The Biden administration says that policy reduced the number of Venezuelans who crossed the southwestern border without authorization from 1,100 a day on average to around 100 a day.
At the same time, Biden announced a new pathway to legal entry for people from the four countries, saying that as many as 30,000 of them would be allowed into the US each month if they applied via an online application from their home country, found a US-based sponsor and passed a rigorous background check.
The administration says the two-pronged approach will deter migrants from taking a dangerous journey to the US border.
But it also strands tens of thousands of people who have already left their countries and begun the dangerous passage towards the US Many of them are stuck in cities like Juarez, across the border from El Paso. Others sneaked into the United States and have avoided immigration authorities.
In downtown El Paso, hundreds of migrants in that second category have been camped outside a red brick Catholic church called Sacred Heart. They are afraid that if they leave the church grounds, they will be arrested by immigration authorities and deported.
“If I knew they were going to close the doors, I wouldn’t have left my country,” said Lisbeth Leon, 47, a Venezuelan who began her long journey to the US in September when she heard that large numbers of Venezuelans were being let in.
“My kids call me a warrior,” she said. “I’m afraid that after having crossed nine countries to get here, they will send me back.”
Leon and others have been amazed by the kindness of strangers, who have donated food and clothing and have even offered free haircuts.

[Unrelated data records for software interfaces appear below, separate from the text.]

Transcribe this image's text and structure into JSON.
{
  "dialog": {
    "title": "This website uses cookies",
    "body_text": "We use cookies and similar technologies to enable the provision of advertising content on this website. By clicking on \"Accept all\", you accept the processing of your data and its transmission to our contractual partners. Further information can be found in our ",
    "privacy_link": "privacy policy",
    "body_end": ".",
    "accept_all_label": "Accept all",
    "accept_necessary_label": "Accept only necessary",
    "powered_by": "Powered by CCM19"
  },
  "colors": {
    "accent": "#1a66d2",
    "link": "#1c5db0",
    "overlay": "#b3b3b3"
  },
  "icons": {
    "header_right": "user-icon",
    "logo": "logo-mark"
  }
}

It was a sign, they said, of just how much the US has to offer.
“I’ve never had this many clothes in my entire life,” said Eduardo Tapia, 28, a gay man traveling with his boyfriend. Back in Venezuela, Tapia said, “I was so hungry I sometimes ate banana peels.”

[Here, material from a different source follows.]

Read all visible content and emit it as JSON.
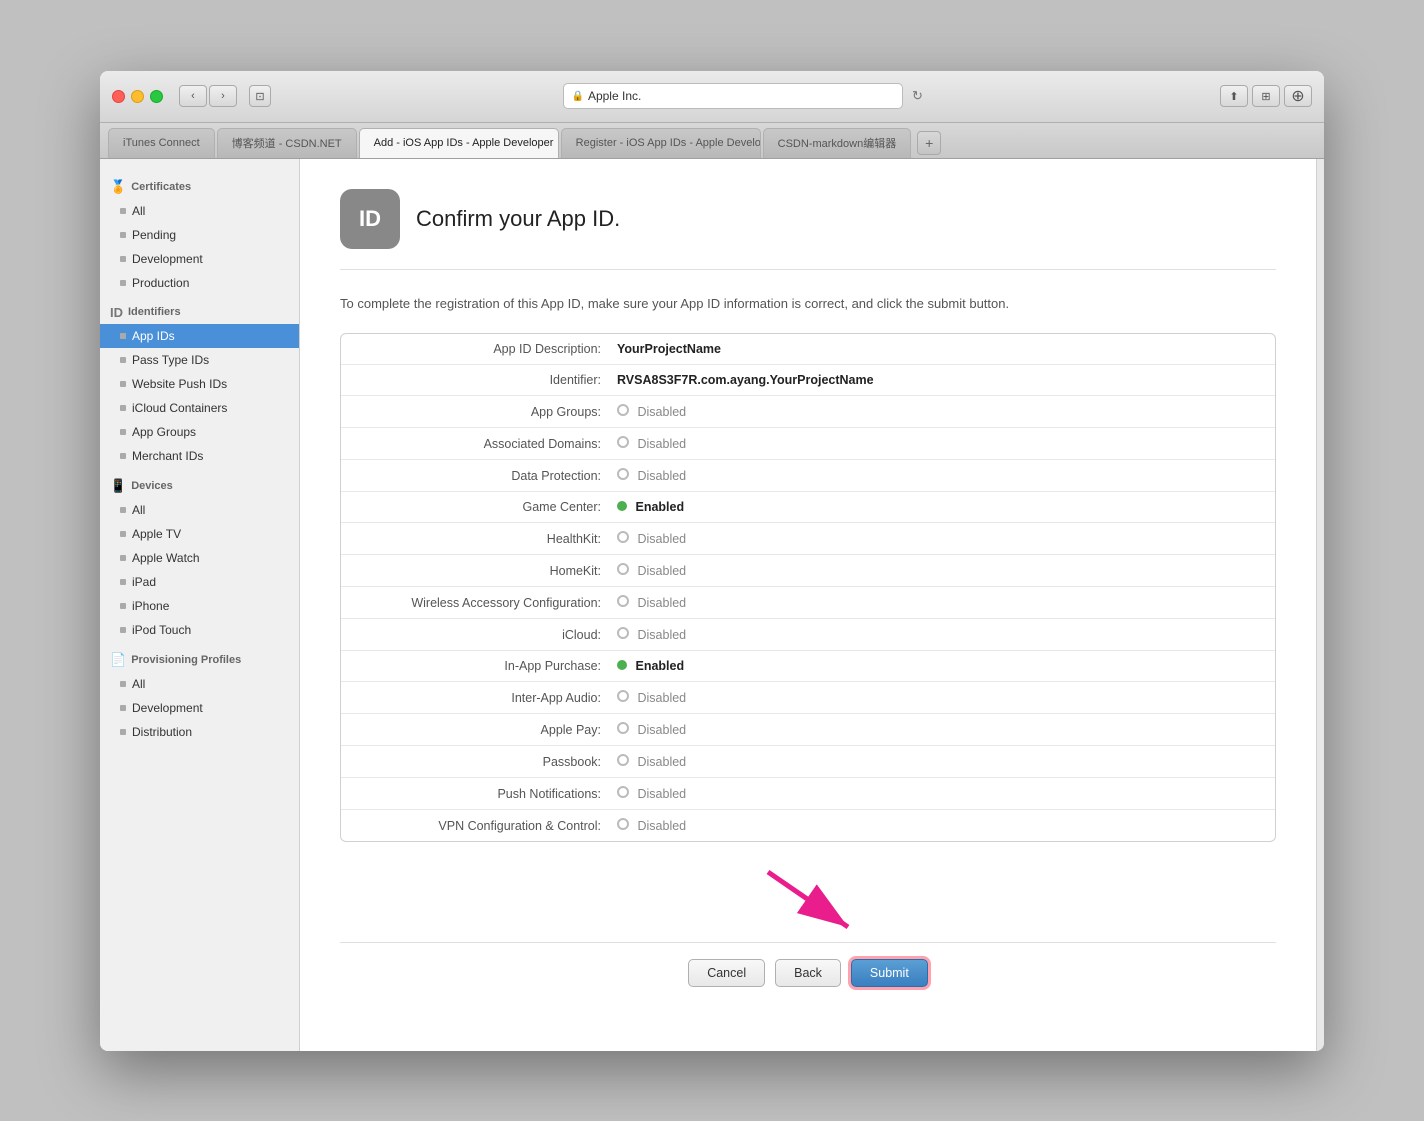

Jose Ibarra, who owns a cabinet-making company in Albuquerque, four hours away, had come to the camp to see if he could help.
He said he had friends in construction back in New Mexico who were desperate for workers.
“I could easily place about 20 people with a job,” Ibarra said. “But the question is how to get them out of here.”
Biden’s tour of the border did not take him through the stretch of downtown El Paso where most of the migrants have been staying. He stopped to walk along an 18-foot-high section of mesh border fence, through which the homes of Juarez were visible.
The one thing that everyone he encountered seemed to agree on was that more resources were needed.
That’s what he learned from meeting with border agents, and what humanitarian aid workers told him.
“If I could wave the wand, what should I do?” Biden asked an employee at the El Paso County Migrant Services Center, which offers food and clothing to migrants who have been released by the Border Patrol. The answer was more funding.
Biden left El Paso on Sunday evening and headed to Mexico City for a two-day summit with Mexican President Andrés Manuel López Obrador and Canadian Prime Minister Justin Trudeau.
This story originally appeared in Los Angeles Times.